# [TASK STATEMENT]
Your task is to output the data exactly as it stands.

# [INPUT FOR THIS TASK]

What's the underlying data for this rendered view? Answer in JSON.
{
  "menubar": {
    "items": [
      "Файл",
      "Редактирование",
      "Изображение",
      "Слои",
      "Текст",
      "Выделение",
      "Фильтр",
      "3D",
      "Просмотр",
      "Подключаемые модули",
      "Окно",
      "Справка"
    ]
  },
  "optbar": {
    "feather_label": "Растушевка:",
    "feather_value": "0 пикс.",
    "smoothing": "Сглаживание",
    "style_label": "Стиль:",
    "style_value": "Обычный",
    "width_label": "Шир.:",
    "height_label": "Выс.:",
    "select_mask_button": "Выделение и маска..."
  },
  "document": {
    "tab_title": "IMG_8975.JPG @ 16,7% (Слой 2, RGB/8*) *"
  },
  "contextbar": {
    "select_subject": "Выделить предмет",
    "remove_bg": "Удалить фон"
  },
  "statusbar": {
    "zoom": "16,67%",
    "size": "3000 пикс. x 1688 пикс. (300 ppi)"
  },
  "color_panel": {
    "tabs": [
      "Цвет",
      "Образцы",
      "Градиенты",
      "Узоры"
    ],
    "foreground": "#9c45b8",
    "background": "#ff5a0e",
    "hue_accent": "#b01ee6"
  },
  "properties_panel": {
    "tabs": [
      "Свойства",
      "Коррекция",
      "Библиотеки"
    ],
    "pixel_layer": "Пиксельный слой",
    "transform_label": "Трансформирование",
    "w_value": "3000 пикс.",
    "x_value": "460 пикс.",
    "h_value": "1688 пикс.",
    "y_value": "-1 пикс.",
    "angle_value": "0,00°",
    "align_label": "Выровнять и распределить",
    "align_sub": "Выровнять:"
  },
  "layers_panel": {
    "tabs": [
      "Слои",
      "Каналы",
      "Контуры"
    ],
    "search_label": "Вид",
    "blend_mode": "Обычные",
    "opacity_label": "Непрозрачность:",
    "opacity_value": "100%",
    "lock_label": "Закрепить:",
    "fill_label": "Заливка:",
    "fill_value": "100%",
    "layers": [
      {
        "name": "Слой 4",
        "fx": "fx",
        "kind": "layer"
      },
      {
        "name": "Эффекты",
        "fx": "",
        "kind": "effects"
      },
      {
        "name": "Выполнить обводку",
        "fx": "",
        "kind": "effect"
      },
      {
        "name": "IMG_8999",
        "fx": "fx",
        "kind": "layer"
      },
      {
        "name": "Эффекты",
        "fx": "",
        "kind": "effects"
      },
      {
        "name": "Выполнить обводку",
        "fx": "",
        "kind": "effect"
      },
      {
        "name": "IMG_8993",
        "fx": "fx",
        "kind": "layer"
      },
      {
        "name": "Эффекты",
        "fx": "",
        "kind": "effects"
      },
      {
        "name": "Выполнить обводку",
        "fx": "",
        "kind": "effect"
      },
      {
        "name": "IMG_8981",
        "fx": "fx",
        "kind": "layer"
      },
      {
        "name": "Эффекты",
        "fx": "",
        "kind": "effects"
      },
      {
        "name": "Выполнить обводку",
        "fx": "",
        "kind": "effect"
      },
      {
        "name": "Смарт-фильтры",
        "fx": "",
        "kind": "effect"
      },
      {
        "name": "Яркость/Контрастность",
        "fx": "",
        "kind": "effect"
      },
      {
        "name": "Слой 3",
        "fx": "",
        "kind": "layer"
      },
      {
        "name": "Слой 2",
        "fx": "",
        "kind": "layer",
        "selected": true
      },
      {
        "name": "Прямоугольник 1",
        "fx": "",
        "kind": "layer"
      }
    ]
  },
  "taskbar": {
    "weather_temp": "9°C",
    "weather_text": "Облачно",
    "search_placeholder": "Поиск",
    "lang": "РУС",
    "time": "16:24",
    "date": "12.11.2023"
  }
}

# [SOLVED EXERCISE]
What's the underlying data for this rendered view? Answer in JSON.
{
  "menubar": {
    "items": [
      "Файл",
      "Редактирование",
      "Изображение",
      "Слои",
      "Текст",
      "Выделение",
      "Фильтр",
      "3D",
      "Просмотр",
      "Подключаемые модули",
      "Окно",
      "Справка"
    ]
  },
  "optbar": {
    "feather_label": "Растушевка:",
    "feather_value": "0 пикс.",
    "smoothing": "Сглаживание",
    "style_label": "Стиль:",
    "style_value": "Обычный",
    "width_label": "Шир.:",
    "height_label": "Выс.:",
    "select_mask_button": "Выделение и маска..."
  },
  "document": {
    "tab_title": "IMG_8975.JPG @ 16,7% (Слой 2, RGB/8*) *"
  },
  "contextbar": {
    "select_subject": "Выделить предмет",
    "remove_bg": "Удалить фон"
  },
  "statusbar": {
    "zoom": "16,67%",
    "size": "3000 пикс. x 1688 пикс. (300 ppi)"
  },
  "color_panel": {
    "tabs": [
      "Цвет",
      "Образцы",
      "Градиенты",
      "Узоры"
    ],
    "foreground": "#9c45b8",
    "background": "#ff5a0e",
    "hue_accent": "#b01ee6"
  },
  "properties_panel": {
    "tabs": [
      "Свойства",
      "Коррекция",
      "Библиотеки"
    ],
    "pixel_layer": "Пиксельный слой",
    "transform_label": "Трансформирование",
    "w_value": "3000 пикс.",
    "x_value": "460 пикс.",
    "h_value": "1688 пикс.",
    "y_value": "-1 пикс.",
    "angle_value": "0,00°",
    "align_label": "Выровнять и распределить",
    "align_sub": "Выровнять:"
  },
  "layers_panel": {
    "tabs": [
      "Слои",
      "Каналы",
      "Контуры"
    ],
    "search_label": "Вид",
    "blend_mode": "Обычные",
    "opacity_label": "Непрозрачность:",
    "opacity_value": "100%",
    "lock_label": "Закрепить:",
    "fill_label": "Заливка:",
    "fill_value": "100%",
    "layers": [
      {
        "name": "Слой 4",
        "fx": "fx",
        "kind": "layer"
      },
      {
        "name": "Эффекты",
        "fx": "",
        "kind": "effects"
      },
      {
        "name": "Выполнить обводку",
        "fx": "",
        "kind": "effect"
      },
      {
        "name": "IMG_8999",
        "fx": "fx",
        "kind": "layer"
      },
      {
        "name": "Эффекты",
        "fx": "",
        "kind": "effects"
      },
      {
        "name": "Выполнить обводку",
        "fx": "",
        "kind": "effect"
      },
      {
        "name": "IMG_8993",
        "fx": "fx",
        "kind": "layer"
      },
      {
        "name": "Эффекты",
        "fx": "",
        "kind": "effects"
      },
      {
        "name": "Выполнить обводку",
        "fx": "",
        "kind": "effect"
      },
      {
        "name": "IMG_8981",
        "fx": "fx",
        "kind": "layer"
      },
      {
        "name": "Эффекты",
        "fx": "",
        "kind": "effects"
      },
      {
        "name": "Выполнить обводку",
        "fx": "",
        "kind": "effect"
      },
      {
        "name": "Смарт-фильтры",
        "fx": "",
        "kind": "effect"
      },
      {
        "name": "Яркость/Контрастность",
        "fx": "",
        "kind": "effect"
      },
      {
        "name": "Слой 3",
        "fx": "",
        "kind": "layer"
      },
      {
        "name": "Слой 2",
        "fx": "",
        "kind": "layer",
        "selected": true
      },
      {
        "name": "Прямоугольник 1",
        "fx": "",
        "kind": "layer"
      }
    ]
  },
  "taskbar": {
    "weather_temp": "9°C",
    "weather_text": "Облачно",
    "search_placeholder": "Поиск",
    "lang": "РУС",
    "time": "16:24",
    "date": "12.11.2023"
  }
}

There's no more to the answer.